Concerns are regional, not national
In some regions, EI provisions for seasonal workers can provide a disincentive to seek year-round employment. Seasonal workers in regions with high unemployment have access to periods of benefits larger than the time they spent employed (assuming a 35-hour work week). The way in which benefit amounts are calculated allows workers with fluctuating income to receive benefits that are higher than their average weekly earnings.
While these provisions serve broader policy objectives, such as ensuring that rural or remote regions can retain their working-age population, expanding EI benefits without adjustments might widen the gap. Additionally, some have argued that these benefits promote seasonal work over more stable forms of employment, which could be a problem given the growing availability of non-seasonal jobs. Despite those concerns, EI reforms should be used as an opportunity to ensure the program is offering the right incentives.
That is why our commentary also includes strategies intended to reduce overall reliance on EI in the long term. Beyond the sudden increase in job vacancies, Canada’s labour force will face additional challenges in the coming decades, such as automation, the shift to remote work and the transition to a low-carbon economy.

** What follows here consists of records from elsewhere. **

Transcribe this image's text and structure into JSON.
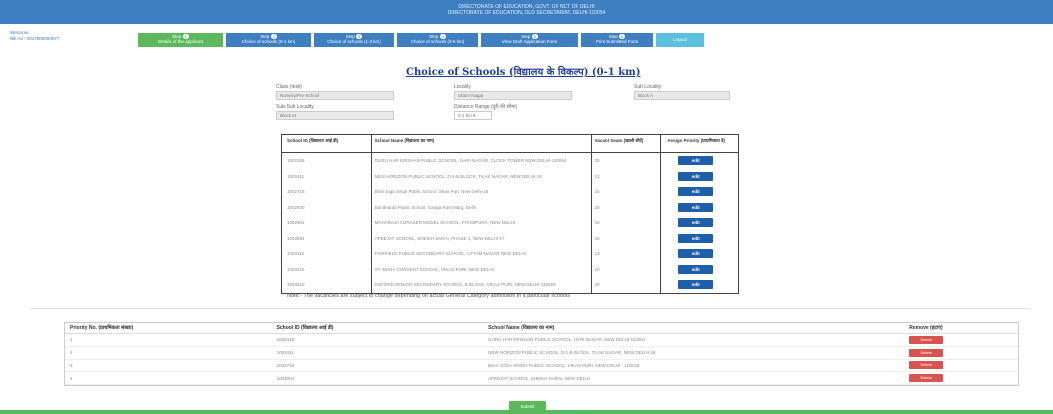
{
  "header": {
    "line1": "DIRECTORATE OF EDUCATION, GOVT. OF NCT OF DELHI",
    "line2": "DIRECTORATE OF EDUCATION, OLD SECRETARIAT, DELHI-110054"
  },
  "welcome": {
    "line1": "Welcome",
    "line2": "Nlk Ao : 2017000000077"
  },
  "steps": [
    {
      "step": "Step",
      "num": "1",
      "label": "Details of the applicant"
    },
    {
      "step": "Step",
      "num": "2",
      "label": "Choice of schools (0-1 km)"
    },
    {
      "step": "Step",
      "num": "3",
      "label": "Choice of schools (1-3 km)"
    },
    {
      "step": "Step",
      "num": "4",
      "label": "Choice of schools (3-6 km)"
    },
    {
      "step": "Step",
      "num": "5",
      "label": "View Draft Application Form"
    },
    {
      "step": "Step",
      "num": "6",
      "label": "Print Submitted Form"
    },
    {
      "step": "",
      "num": "",
      "label": "Logout"
    }
  ],
  "title": "Choice of Schools (विद्यालय के विकल्प) (0-1 km)",
  "filters": {
    "class_label": "Class (कक्षा)",
    "class_value": "Nursery/Pre-School",
    "locality_label": "Locality",
    "locality_value": "Uttam Nagar",
    "sublocality_label": "Sub Locality",
    "sublocality_value": "Block A",
    "subsub_label": "Sub-Sub Locality",
    "subsub_value": "Block M",
    "distance_label": "Distance Range (दूरी की सीमा)",
    "distance_value": "0-1 km"
  },
  "school_table": {
    "headers": [
      "School ID (विद्यालय आई डी)",
      "School Name (विद्यालय का नाम)",
      "Vacant Seats (खाली सीटें)",
      "Assign Priority (प्राथमिकता दें)"
    ],
    "edit_label": "edit",
    "rows": [
      {
        "id": "1002345",
        "name": "GURU HAR KRISHAN PUBLIC SCHOOL, HARI NAGAR, CLOCK TOWER NEW DELHI-110064",
        "seats": "25"
      },
      {
        "id": "1002411",
        "name": "NEW HORIZON PUBLIC SCHOOL, D-1-B BLOCK, TILAK NAGAR, NEW DELHI-18",
        "seats": "12"
      },
      {
        "id": "1002718",
        "name": "Bhai Joga Singh Public School, Vikas Puri, New Delhi-18",
        "seats": "15"
      },
      {
        "id": "1002830",
        "name": "Bal Bharati Public School, Ganga Ram Marg, Delhi",
        "seats": "20"
      },
      {
        "id": "1002901",
        "name": "MAHARAJA AGRASEN MODEL SCHOOL, PITAMPURA, NEW DELHI",
        "seats": "18"
      },
      {
        "id": "1003004",
        "name": "APEEJAY SCHOOL, SHEIKH SARAI, PHASE-1, NEW DELHI-17",
        "seats": "40"
      },
      {
        "id": "1003112",
        "name": "FAIRFIELD PUBLIC SECONDARY SCHOOL, UTTAM NAGAR NEW DELHI",
        "seats": "12"
      },
      {
        "id": "1003215",
        "name": "ST. MARY CONVENT SCHOOL, VIKAS PURI, NEW DELHI",
        "seats": "10"
      },
      {
        "id": "1003310",
        "name": "OXFORD SENIOR SECONDARY SCHOOL, B BLOCK, VIKAS PURI, NEW DELHI-110018",
        "seats": "40"
      }
    ]
  },
  "note": "Note:- The vacancies are subject to change depending on actual General Category admission in a particular schools",
  "priority_table": {
    "headers": [
      "Priority No. (प्राथमिकता संख्या)",
      "School ID (विद्यालय आई डी)",
      "School Name (विद्यालय का नाम)",
      "Remove (हटाएं)"
    ],
    "delete_label": "Delete",
    "rows": [
      {
        "no": "1",
        "id": "1002345",
        "name": "GURU HAR KRISHAN PUBLIC SCHOOL, HARI NAGAR, NEW DELHI-110064"
      },
      {
        "no": "2",
        "id": "1002411",
        "name": "NEW HORIZON PUBLIC SCHOOL, D-1-B BLOCK, TILAK NAGAR, NEW DELHI-18"
      },
      {
        "no": "3",
        "id": "1002718",
        "name": "BHAI JOGA SINGH PUBLIC SCHOOL, VIKAS PURI, NEW DELHI - 110018"
      },
      {
        "no": "4",
        "id": "1003004",
        "name": "APEEJAY SCHOOL, SHEIKH SARAI, NEW DELHI"
      }
    ]
  },
  "submit_label": "Submit",
  "colors": {
    "header": "#3d7fc0",
    "step_done": "#5cb85c",
    "step_todo": "#3d7fc0",
    "edit": "#1e5fa9",
    "delete": "#d9534f",
    "title": "#1f3f9f"
  }
}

These challenges call for a nimbler and more adaptable workforce. Giving access to EI to low-skilled, low-wage workers who quit their jobs to enrol in full-time training or education programs might worsen labour tightness in the short-term, but it would allow some of the most precarious workers to proactively upskill or reskill in response to the changing labour market. This will better position Canada to successfully face challenges in the coming decades.

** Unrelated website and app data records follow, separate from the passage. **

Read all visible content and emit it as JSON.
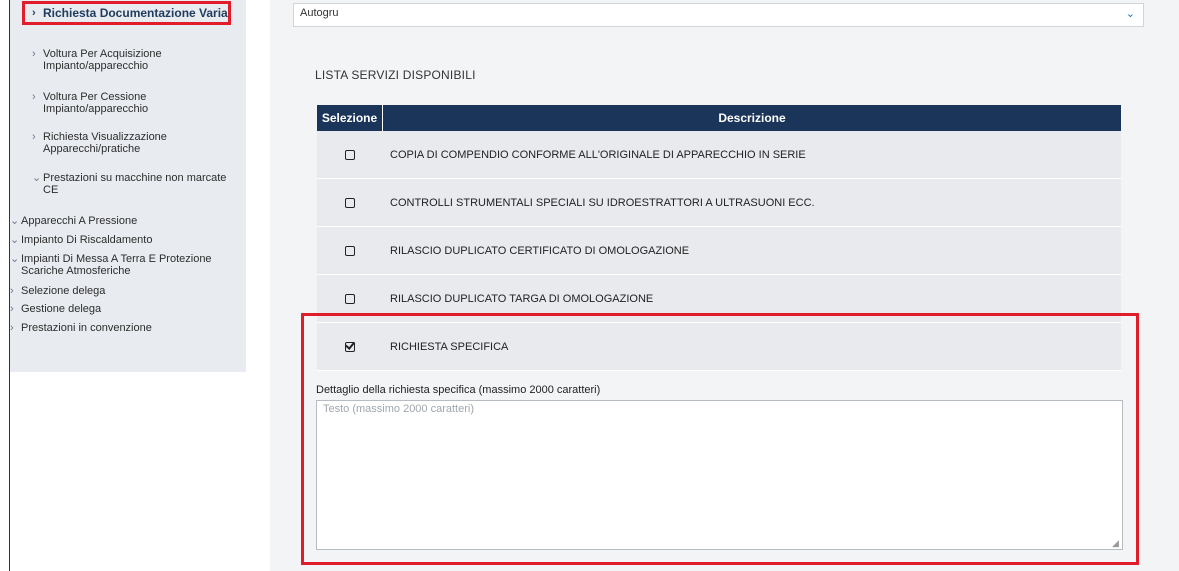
{
  "sidebar": {
    "items": [
      {
        "label": "Richiesta Documentazione Varia",
        "chevron": "›",
        "active": true
      },
      {
        "label": "Voltura Per Acquisizione\nImpianto/apparecchio",
        "chevron": "›"
      },
      {
        "label": "Voltura Per Cessione\nImpianto/apparecchio",
        "chevron": "›"
      },
      {
        "label": "Richiesta Visualizzazione\nApparecchi/pratiche",
        "chevron": "›"
      },
      {
        "label": "Prestazioni su macchine non marcate\nCE",
        "chevron": "⌄"
      },
      {
        "label": "Apparecchi A Pressione",
        "chevron": "⌄"
      },
      {
        "label": "Impianto Di Riscaldamento",
        "chevron": "⌄"
      },
      {
        "label": "Impianti Di Messa A Terra E Protezione\nScariche Atmosferiche",
        "chevron": "⌄"
      },
      {
        "label": "Selezione delega",
        "chevron": "›"
      },
      {
        "label": "Gestione delega",
        "chevron": "›"
      },
      {
        "label": "Prestazioni in convenzione",
        "chevron": "›"
      }
    ]
  },
  "main": {
    "select_value": "Autogru",
    "select_arrow": "⌄",
    "section_title": "LISTA SERVIZI DISPONIBILI",
    "table": {
      "headers": {
        "selection": "Selezione",
        "description": "Descrizione"
      },
      "rows": [
        {
          "label": "COPIA DI COMPENDIO CONFORME ALL'ORIGINALE DI APPARECCHIO IN SERIE",
          "checked": false
        },
        {
          "label": "CONTROLLI STRUMENTALI SPECIALI SU IDROESTRATTORI A ULTRASUONI ECC.",
          "checked": false
        },
        {
          "label": "RILASCIO DUPLICATO CERTIFICATO DI OMOLOGAZIONE",
          "checked": false
        },
        {
          "label": "RILASCIO DUPLICATO TARGA DI OMOLOGAZIONE",
          "checked": false
        },
        {
          "label": "RICHIESTA SPECIFICA",
          "checked": true
        }
      ]
    },
    "detail_label": "Dettaglio della richiesta specifica (massimo 2000 caratteri)",
    "detail_placeholder": "Testo (massimo 2000 caratteri)"
  },
  "colors": {
    "highlight": "#e21d2b",
    "table_header": "#1b355a",
    "sidebar_bg": "#e8ebef"
  }
}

In short, concerns about disincentives to work should not stop EI reform that better supports workers and Canada’s economy.